Touching The Void !!INSTALL!!
Unable to pull Simpson back up the cliff and gradually losing traction in the loose snow, Yates realizes, after about an hour and a half, that he is gradually being pulled from his unbelayed stance and will eventually fall in excess of 150 feet to his almost certain death. Yates decides that the only option available to him to avoid being pulled from the cliff is to cut the rope connecting him with Simpson. After surviving a sub-zero and stormy night on the mountain Yates completed his descent to the surface of the glacier but cannot find his partner concluding that Simpson must have fallen to the large crevasse at the base of the cliff. He inspects the opening of the crevasse to the extent that he can without falling in himself and calls out to try and communicate with Simpson. Receiving no response Yates concludes Simpson must be dead and he returns to the base camp alone, where he stays to recuperate from his ordeal.
Touching the Void
Van Kerrebroeck, H., Willems, K. and Brengman, M. (2017), "Touching the void: Exploring consumer perspectives on touch-enabling technologies in online retailing", International Journal of Retail & Distribution Management, Vol. 45 No. 7/8, pp. 892-909. -09-2016-0156
Temporal lobe epilepsy (TLE) can be associated with a marked impairment of autobiographical memory. This is occasionally its presenting feature. We describe two individuals with severe epilepsy-associated autobiographical memory loss. Both MB and PT were reassured initially that their memory was intact on the basis of standard neuropsychological tests. Both have written detailed accounts of their symptoms. The key neuropsychological features of their cases are the relative normality of performance on standard memory tests, with preservation of semantic memory for impersonal information, in contrast to a profound amnesia for salient autobiographical episodes and an impoverishment of imaginative scene construction. First person accounts from these individuals illustrate the importance of autobiographical memory in sustaining a coherent sense of self, informing interpersonal relationships and supporting future thinking and problem-solving. These cases contribute to the growing evidence for a distinctive pattern of autobiographical memory loss associated with TLE, and indicate that it can take a severe form affecting both personal semantics and episodic recollection. Defining the phase of memory processing most relevant to this form of amnesia, and the roles of physiological and structural pathology, requires further research. The paper's title refers to the introspective 'void' highlighted by both MB and PT in their reports - in PT's words: 'My primary symptom is the void that is my past'.
A common World War I saying is that there are no atheists in fox holes. Joe disproves this notion. Facing sure death, and convinced that his lifespan could be measured in hours and minutes, Joe did not turn to the Catholicism of his youth. As far as he was concerned, all that awaited him was an endless void, and it was luck and perseverance, not a miracle, that saved him. (We do not know Simon's thoughts on religion, but we can infer from his statements that he put no more trust in God than his partner.)

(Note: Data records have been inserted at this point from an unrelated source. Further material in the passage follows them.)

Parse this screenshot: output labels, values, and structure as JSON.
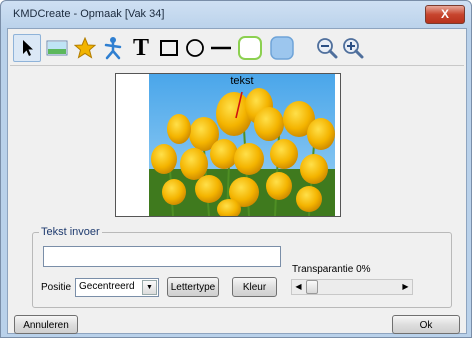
{
  "window": {
    "title": "KMDCreate - Opmaak [Vak 34]",
    "close_glyph": "X"
  },
  "toolbar": {
    "tools": [
      {
        "name": "pointer-icon",
        "active": true
      },
      {
        "name": "image-icon",
        "active": false
      },
      {
        "name": "star-icon",
        "active": false
      },
      {
        "name": "figure-icon",
        "active": false
      },
      {
        "name": "text-icon",
        "active": false,
        "glyph": "T"
      },
      {
        "name": "rectangle-icon",
        "active": false
      },
      {
        "name": "circle-icon",
        "active": false
      },
      {
        "name": "line-icon",
        "active": false
      },
      {
        "name": "rounded-rect-outline-icon",
        "active": false
      },
      {
        "name": "rounded-rect-filled-icon",
        "active": false
      },
      {
        "name": "zoom-out-icon",
        "active": false
      },
      {
        "name": "zoom-in-icon",
        "active": false
      }
    ]
  },
  "preview": {
    "label": "tekst"
  },
  "text_input": {
    "legend": "Tekst invoer",
    "value": "",
    "position_label": "Positie",
    "position_value": "Gecentreerd",
    "font_button": "Lettertype",
    "color_button": "Kleur",
    "transparency_label": "Transparantie 0%",
    "transparency": 0
  },
  "footer": {
    "cancel": "Annuleren",
    "ok": "Ok"
  }
}
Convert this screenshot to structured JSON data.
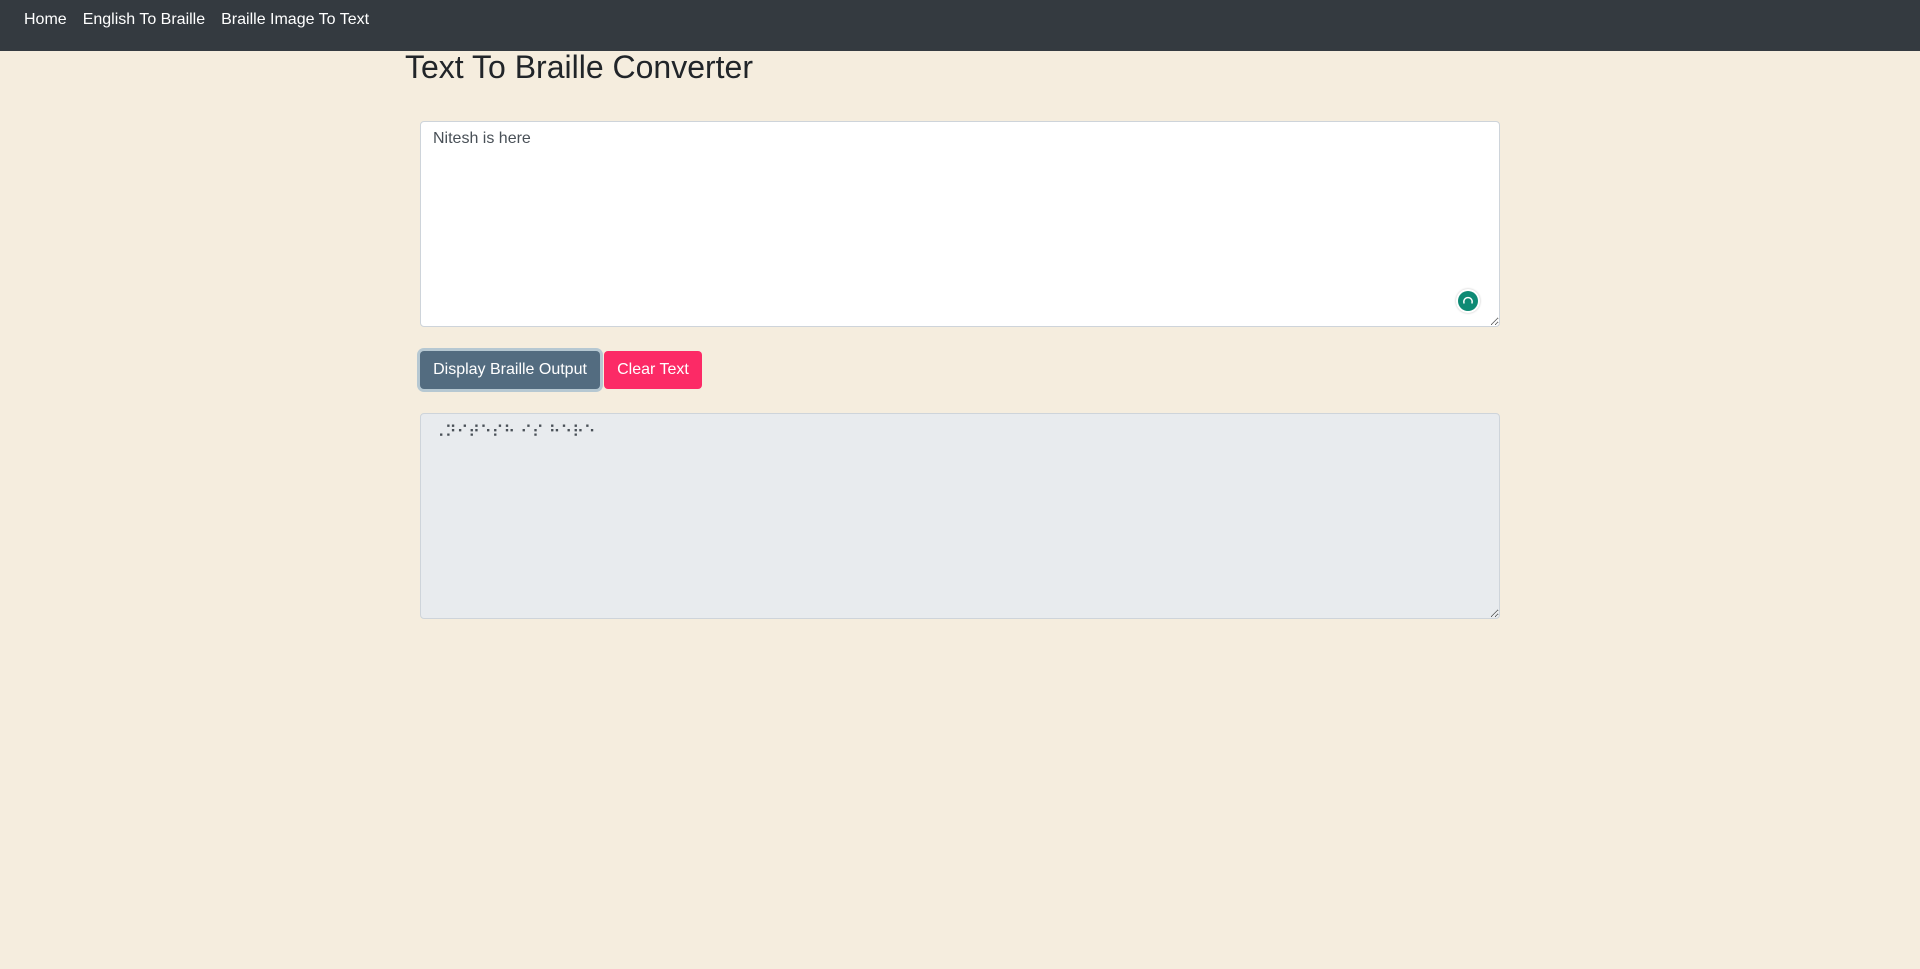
{
  "navbar": {
    "links": [
      {
        "label": "Home"
      },
      {
        "label": "English To Braille"
      },
      {
        "label": "Braille Image To Text"
      }
    ]
  },
  "page": {
    "title": "Text To Braille Converter"
  },
  "input": {
    "value": "Nitesh is here"
  },
  "buttons": {
    "display_label": "Display Braille Output",
    "clear_label": "Clear Text"
  },
  "output": {
    "value": "⠠⠝⠊⠞⠑⠎⠓ ⠊⠎ ⠓⠑⠗⠑"
  },
  "colors": {
    "navbar_bg": "#343a40",
    "page_bg": "#f5edde",
    "display_button": "#536c80",
    "clear_button": "#fc2a66",
    "grammar_badge": "#0e8a74"
  },
  "icons": {
    "grammar_badge": "grammar-check-icon"
  }
}
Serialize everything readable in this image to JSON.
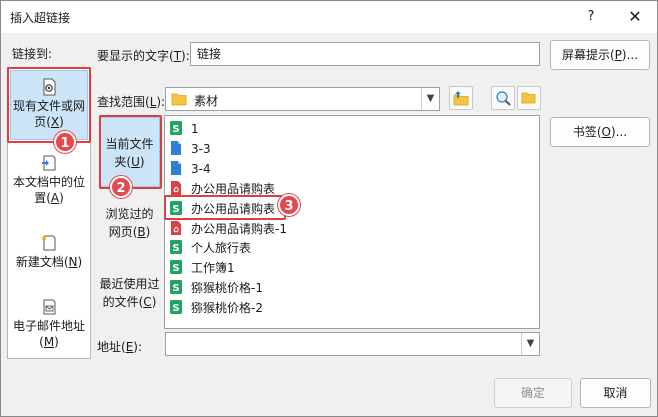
{
  "dialog": {
    "title": "插入超链接",
    "help_label": "?",
    "close_label": "✕"
  },
  "link_to": {
    "label": "链接到:",
    "items": [
      {
        "line1": "现有文件或网",
        "line2": "页(",
        "key": "X",
        "line2_end": ")",
        "icon": "existing-file-icon",
        "selected": true
      },
      {
        "line1": "本文档中的位",
        "line2": "置(",
        "key": "A",
        "line2_end": ")",
        "icon": "place-in-document-icon"
      },
      {
        "line1": "新建文档(",
        "key": "N",
        "line1_end": ")",
        "icon": "new-document-icon"
      },
      {
        "line1": "电子邮件地址",
        "line2": "(",
        "key": "M",
        "line2_end": ")",
        "icon": "email-address-icon"
      }
    ]
  },
  "display_text": {
    "label": "要显示的文字(",
    "key": "T",
    "label_end": "):",
    "value": "链接"
  },
  "screentip_button": {
    "label": "屏幕提示(",
    "key": "P",
    "label_end": ")..."
  },
  "look_in": {
    "label": "查找范围(",
    "key": "L",
    "label_end": "):",
    "value": "素材"
  },
  "look_in_nav": {
    "items": [
      {
        "line1": "当前文件",
        "line2": "夹(",
        "key": "U",
        "line2_end": ")",
        "selected": true
      },
      {
        "line1": "浏览过的",
        "line2": "网页(",
        "key": "B",
        "line2_end": ")"
      },
      {
        "line1": "最近使用过",
        "line2": "的文件(",
        "key": "C",
        "line2_end": ")"
      }
    ]
  },
  "bookmark_button": {
    "label": "书签(",
    "key": "O",
    "label_end": ")..."
  },
  "files": [
    {
      "name": "1",
      "type": "excel"
    },
    {
      "name": "3-3",
      "type": "doc"
    },
    {
      "name": "3-4",
      "type": "doc"
    },
    {
      "name": "办公用品请购表",
      "type": "pdf"
    },
    {
      "name": "办公用品请购表",
      "type": "excel",
      "highlight": true
    },
    {
      "name": "办公用品请购表-1",
      "type": "pdf"
    },
    {
      "name": "个人旅行表",
      "type": "excel"
    },
    {
      "name": "工作簿1",
      "type": "excel"
    },
    {
      "name": "猕猴桃价格-1",
      "type": "excel"
    },
    {
      "name": "猕猴桃价格-2",
      "type": "excel"
    }
  ],
  "address": {
    "label": "地址(",
    "key": "E",
    "label_end": "):",
    "value": ""
  },
  "ok_button": {
    "label": "确定"
  },
  "cancel_button": {
    "label": "取消"
  },
  "callouts": [
    "1",
    "2",
    "3"
  ],
  "colors": {
    "accent_red": "#e23d3d",
    "selection": "#cce4f7",
    "excel_green": "#21a366",
    "doc_blue": "#2f7fd3",
    "pdf_red": "#d9414a"
  }
}
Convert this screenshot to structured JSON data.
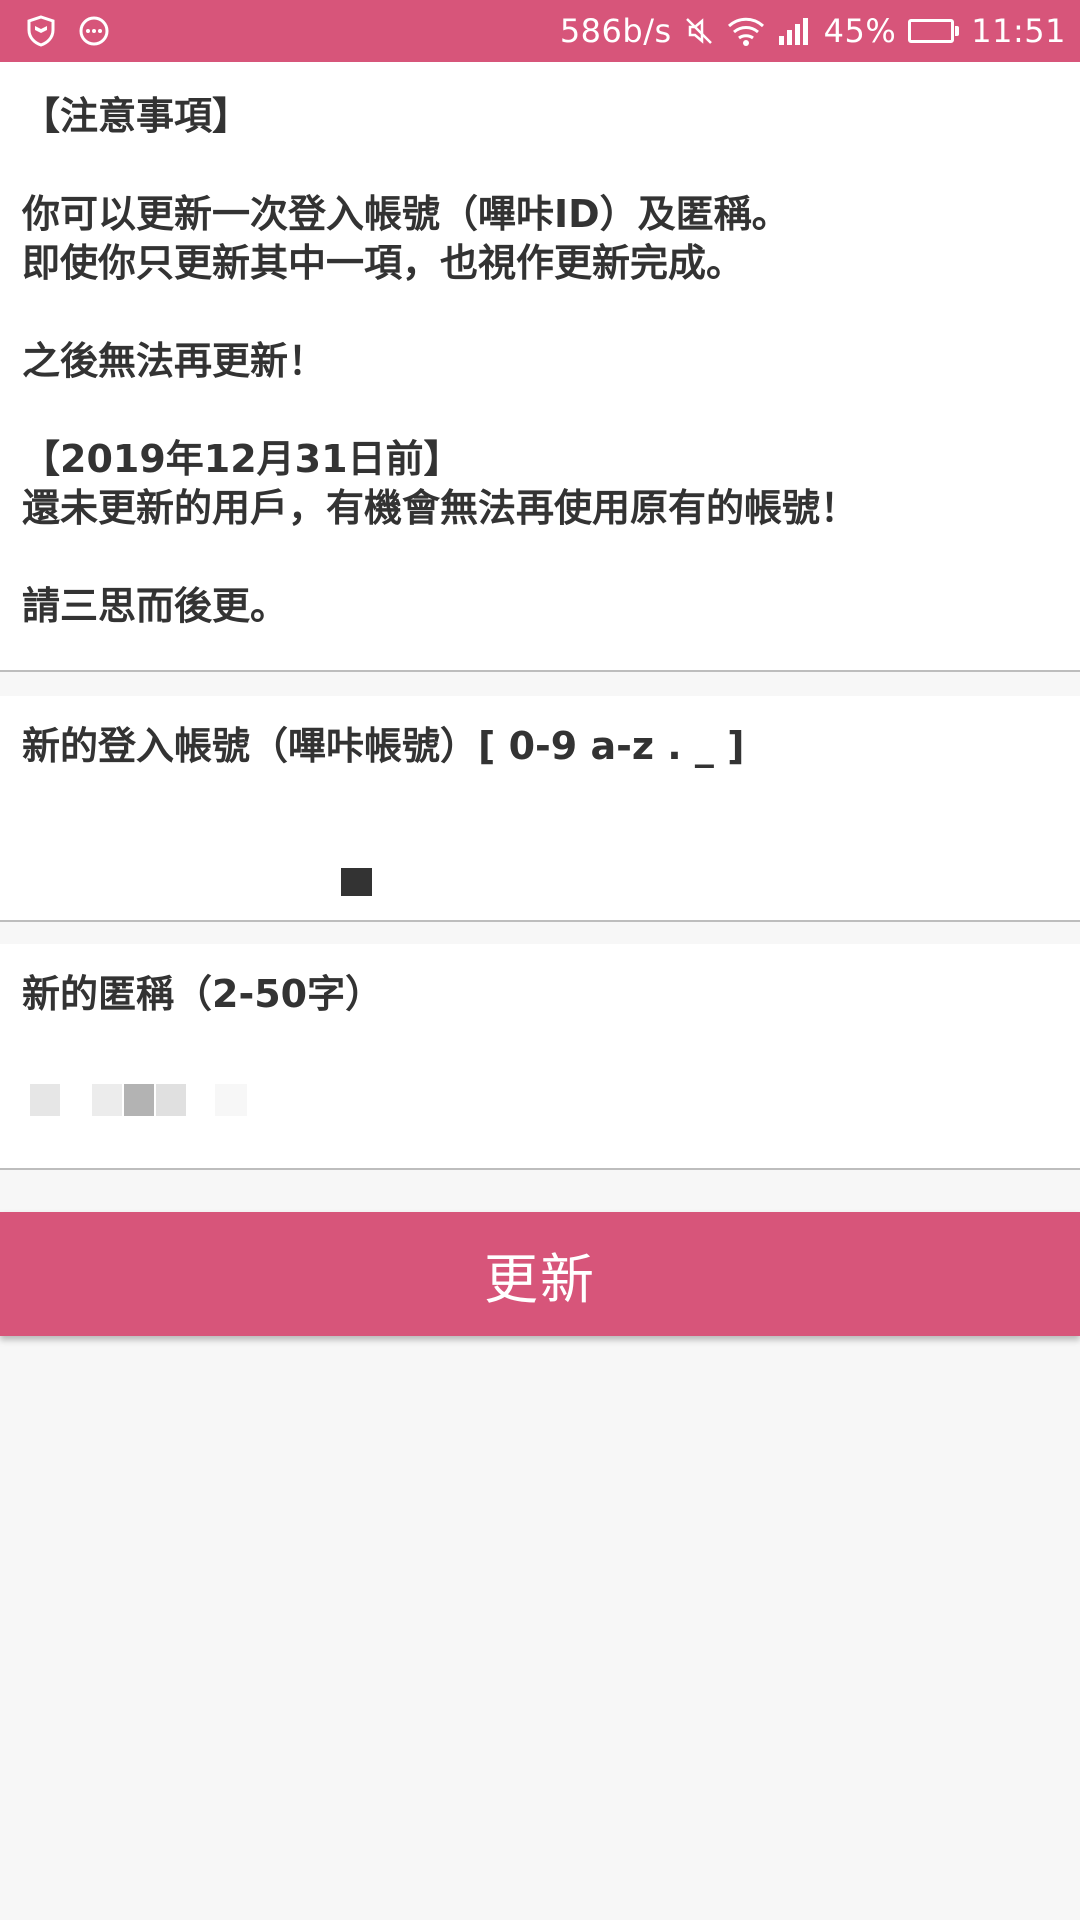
{
  "status_bar": {
    "left_icons": [
      "shield-icon",
      "chat-bubble-icon"
    ],
    "network_speed": "586b/s",
    "battery_percent": "45%",
    "battery_level": 1.0,
    "time": "11:51",
    "accent_color": "#d7557a",
    "battery_color": "#38d64a"
  },
  "notice": {
    "title": "【注意事項】",
    "line1": "你可以更新一次登入帳號（嗶咔ID）及匿稱。",
    "line2": "即使你只更新其中一項，也視作更新完成。",
    "line3": "之後無法再更新！",
    "deadline": "【2019年12月31日前】",
    "line4": "還未更新的用戶，有機會無法再使用原有的帳號！",
    "line5": "請三思而後更。"
  },
  "form": {
    "login_label": "新的登入帳號（嗶咔帳號）[ 0-9 a-z . _ ]",
    "login_value": "",
    "nickname_label": "新的匿稱（2-50字）",
    "nickname_value": ""
  },
  "update_button": {
    "label": "更新"
  }
}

In what is now a famous story, two climbers got themselves into a bit of trouble in the Andes. Descending rapidly to avoid a pressing storm, one climber, Joe, broke his leg. The other climber, Simon, started to lower Joe down the mountain. Joe howled in pain, but still Joe lowered him apace. The alternative was to risk death for them both.
I glanced at the rope stretched tautly above me. It ran up the wall and disappeared onto the slope above. There was no possibility of getting back to that slope some twenty feet above me. I looked at the wall of the crevasse close by my shoulder. On the other side another wall of ice towered up ten feet away. I was hanging in a shaft of water ice. The decision to look down came as I was in the process of turning. I swung round quickly, catching my smashed knee on the ice wall and howling in a frenzy of pain and fright. Instead of seeing the rope twisting loosely in a void beneath me, I stared blankly at the snow below my feet, not fully believing what I was seeing. A floor! There was a wide snow-covered floor fifteen feet below me. There was no emptiness, and no black void. I swore softly, and heard it whisper off the walls around me. Then I let out a cry of delight and relief which boomed round the crevasse. I yelled again and again, listening to the echoes, and laughed between the yells. I was at the bottom of the crevasse. 041b061a72